Change 50 Percent Of PTPTN Loans To Scholarships,
A senator Tuesday suggested that 50 percent of the National Higher Education Fund Corporation (PTPTN) loans be changed to scholarships, while the loan repayment service charge be abolished.Senator Datuk Roslan Awang Chik said this was to alleviate the burden of loan repayment on the recipients, the important human capital for the country's future development."Previously, scholarships were given to students and when they graduated, suitable jobs were guaranteed for them based on their academic qualifications."But now, they not only have unemployment problem, but also a debt of up to RM60,000 as well as loan repayment service charge awaiting them when they graduate," he said while debating the motion of thanks for the Yang di-Pertuan Agong's address at the Dewan Negara, here Tuesday.Roslan said the suggestion was in line with the current economic situation, especially with the price hike of goods.Meanwhile, Senator Lee Chee Keong while debating the same motion, urged the varsity students to be bold in choosing their course study so that they would be competitive globally.He said this was because most of the students had the tendency to take up traditional studies, such as medicine and law, while there were other options such as biotechnology, kinetic technology and space science."The traditional mentality should be changed.

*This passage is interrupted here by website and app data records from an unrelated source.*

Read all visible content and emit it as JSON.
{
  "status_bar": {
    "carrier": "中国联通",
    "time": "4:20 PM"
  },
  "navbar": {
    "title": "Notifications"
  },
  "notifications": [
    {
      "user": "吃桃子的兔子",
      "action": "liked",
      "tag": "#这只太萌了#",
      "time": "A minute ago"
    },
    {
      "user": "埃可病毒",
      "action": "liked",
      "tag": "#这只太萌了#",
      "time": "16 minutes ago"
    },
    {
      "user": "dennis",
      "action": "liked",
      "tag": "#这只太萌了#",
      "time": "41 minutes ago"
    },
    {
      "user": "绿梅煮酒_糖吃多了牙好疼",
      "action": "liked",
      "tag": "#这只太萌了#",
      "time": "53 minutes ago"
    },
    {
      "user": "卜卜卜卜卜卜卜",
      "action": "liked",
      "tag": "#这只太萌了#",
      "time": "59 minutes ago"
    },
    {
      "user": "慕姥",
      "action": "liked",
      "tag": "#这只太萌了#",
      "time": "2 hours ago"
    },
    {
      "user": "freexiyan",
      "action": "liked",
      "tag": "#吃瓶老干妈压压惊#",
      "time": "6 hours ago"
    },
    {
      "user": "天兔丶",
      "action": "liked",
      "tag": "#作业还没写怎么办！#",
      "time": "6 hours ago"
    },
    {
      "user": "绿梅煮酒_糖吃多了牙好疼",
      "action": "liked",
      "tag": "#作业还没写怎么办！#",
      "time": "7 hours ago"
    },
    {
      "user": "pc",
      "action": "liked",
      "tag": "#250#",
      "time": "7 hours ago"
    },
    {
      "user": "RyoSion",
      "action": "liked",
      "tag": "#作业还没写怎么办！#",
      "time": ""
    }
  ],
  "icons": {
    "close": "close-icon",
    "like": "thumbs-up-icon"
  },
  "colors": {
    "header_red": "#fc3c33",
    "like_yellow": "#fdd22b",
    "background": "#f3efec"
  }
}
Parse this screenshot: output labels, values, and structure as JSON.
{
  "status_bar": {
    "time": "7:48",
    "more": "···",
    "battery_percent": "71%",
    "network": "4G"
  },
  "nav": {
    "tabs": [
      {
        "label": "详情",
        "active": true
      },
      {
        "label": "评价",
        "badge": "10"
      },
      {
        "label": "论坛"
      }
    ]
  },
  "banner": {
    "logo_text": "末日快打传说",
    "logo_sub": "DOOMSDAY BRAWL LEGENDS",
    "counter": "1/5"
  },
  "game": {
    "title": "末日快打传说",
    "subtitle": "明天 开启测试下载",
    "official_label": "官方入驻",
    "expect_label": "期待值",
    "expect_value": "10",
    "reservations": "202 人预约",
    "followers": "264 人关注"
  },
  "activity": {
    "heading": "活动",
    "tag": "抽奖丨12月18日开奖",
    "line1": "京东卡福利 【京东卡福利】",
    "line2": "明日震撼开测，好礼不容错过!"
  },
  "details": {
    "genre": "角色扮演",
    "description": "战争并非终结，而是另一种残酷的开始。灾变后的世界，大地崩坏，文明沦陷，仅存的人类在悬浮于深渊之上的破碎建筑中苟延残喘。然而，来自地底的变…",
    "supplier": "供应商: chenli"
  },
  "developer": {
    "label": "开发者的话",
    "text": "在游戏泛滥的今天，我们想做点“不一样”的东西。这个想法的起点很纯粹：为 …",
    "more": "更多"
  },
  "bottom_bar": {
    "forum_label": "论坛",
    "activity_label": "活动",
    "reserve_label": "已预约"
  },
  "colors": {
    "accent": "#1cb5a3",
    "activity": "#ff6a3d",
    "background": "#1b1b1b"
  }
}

There are so many new fields to venture into. Why does it always have to be law and medicine? How can we encourage and prepare young people to face the challenges of globalisation?"Hence, he suggested that the curriculum in the higher learning institutions be reformed to make it compatible with the job market demands, and at the same time overcome the unemployment problem in this country.Lee also said that the status and monetary aid given to schools in this country should not continue to differ from each other."We need not differentiate the schools as Malay, Chinese, Tamil, government-aided, state religious schools or anything like that anymore."I suggest we coordinate all and give equal aid and allocations because if we don't, the consequences can be severe," he added.